Kannada is a Dravidian language (as opposed to the Indo-European language family) mainly spoken in the southwestern region of India.
See also (Relevant definitions)
Starts with: Karamkavahini, Karankaka, Karankamukha, Karankanadi, Karankashali.
Ends with: Jalakaranka, Jvalakulakaranka, Kankaranka, Makaranka, Tambulakaranka.
Full-text: Jalakaranka, Tambulakaranka, Karankashali, Tambulakarankavaha, Tambulakarankavahini, Tambulapetika, Tambulavahini, Tambuladayini, Karankini, Karankika, Tambulada, Nalikera, Kutilaksha, Ta, Karkara, Karka, Shiras, Shali, Ja, Karaka.
Search found 3 books and stories containing Karanka, Karaṅka, Karamka, Karaṃka, Kāraṃka, Kāraṅka; (plurals include: Karankas, Karaṅkas, Karamkas, Karaṃkas, Kāraṃkas, Kāraṅkas). You can also click to the full overview containing English textual excerpts.

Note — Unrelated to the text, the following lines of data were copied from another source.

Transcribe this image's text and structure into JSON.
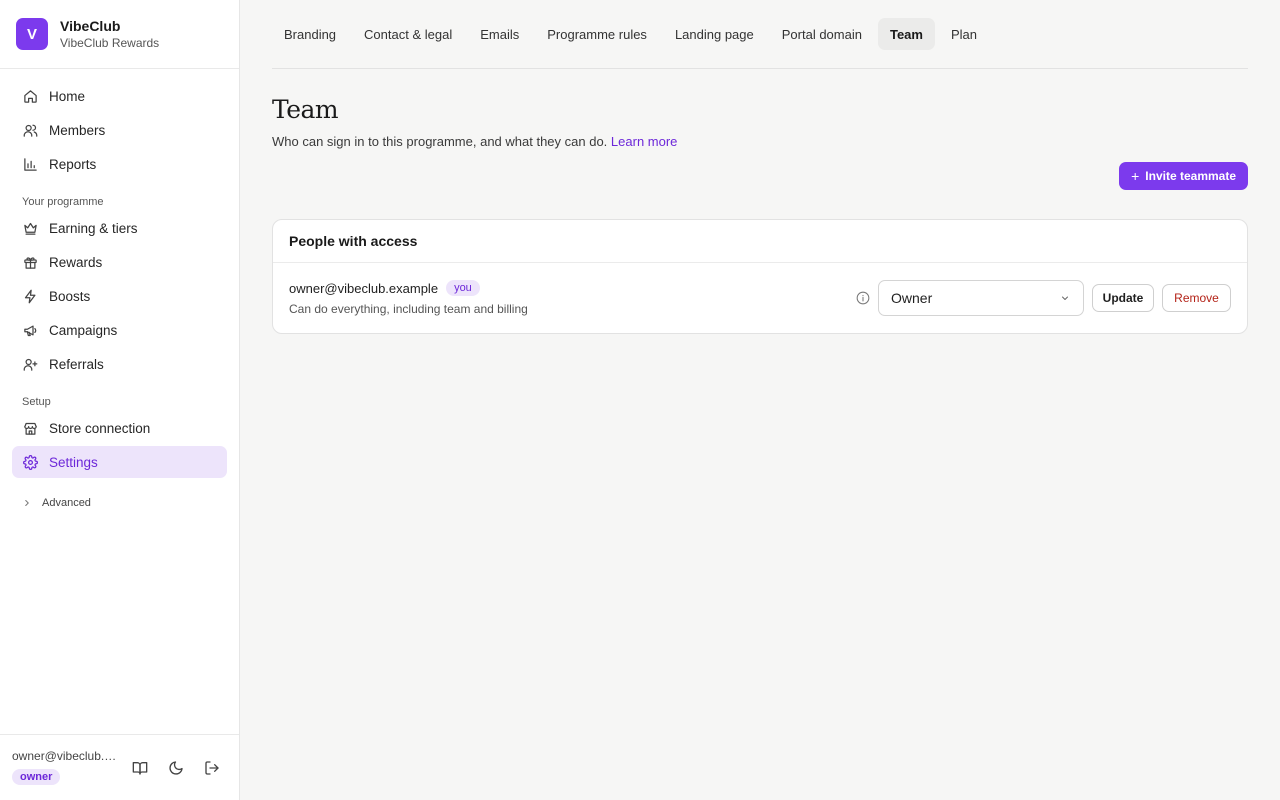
{
  "brand": {
    "logo_letter": "V",
    "name": "VibeClub",
    "subtitle": "VibeClub Rewards"
  },
  "nav": {
    "items": [
      {
        "label": "Home",
        "icon": "home-icon"
      },
      {
        "label": "Members",
        "icon": "users-icon"
      },
      {
        "label": "Reports",
        "icon": "bar-chart-icon"
      }
    ],
    "section_programme": "Your programme",
    "programme_items": [
      {
        "label": "Earning & tiers",
        "icon": "crown-icon"
      },
      {
        "label": "Rewards",
        "icon": "gift-icon"
      },
      {
        "label": "Boosts",
        "icon": "lightning-icon"
      },
      {
        "label": "Campaigns",
        "icon": "megaphone-icon"
      },
      {
        "label": "Referrals",
        "icon": "user-plus-icon"
      }
    ],
    "section_setup": "Setup",
    "setup_items": [
      {
        "label": "Store connection",
        "icon": "store-icon"
      },
      {
        "label": "Settings",
        "icon": "gear-icon",
        "active": true
      }
    ],
    "advanced_label": "Advanced"
  },
  "footer": {
    "email": "owner@vibeclub.example",
    "role_badge": "owner"
  },
  "tabs": [
    {
      "label": "Branding"
    },
    {
      "label": "Contact & legal"
    },
    {
      "label": "Emails"
    },
    {
      "label": "Programme rules"
    },
    {
      "label": "Landing page"
    },
    {
      "label": "Portal domain"
    },
    {
      "label": "Team",
      "active": true
    },
    {
      "label": "Plan"
    }
  ],
  "page": {
    "title": "Team",
    "description": "Who can sign in to this programme, and what they can do.",
    "learn_more": "Learn more",
    "invite_button": "Invite teammate"
  },
  "access_card": {
    "title": "People with access",
    "people": [
      {
        "email": "owner@vibeclub.example",
        "badge": "you",
        "description": "Can do everything, including team and billing",
        "role": "Owner",
        "update_label": "Update",
        "remove_label": "Remove"
      }
    ]
  },
  "colors": {
    "accent": "#7c3aed",
    "accent_light": "#ede4fb",
    "danger": "#b42318"
  }
}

Below are direct links for the most relevant articles:
Lalitopakhyana (Lalita Mahatmya) (by G.V. Tagare)
Chapter 23 - Five Asura generals slain
Chapter 21 - Boasting of Bhaṇḍāsura
Chapter 24 - Seven generals beginning with Balāhaka killed
Amarakoshodghatana of Kshirasvamin (study) (by A. Yamuna Devi)
Internal Anatomy < [Chapter 3 - Social Aspects]
The Mahavastu (great story) (by J. J. Jones)
Chapter XXXI - The final defeat of Māra < [Volume II]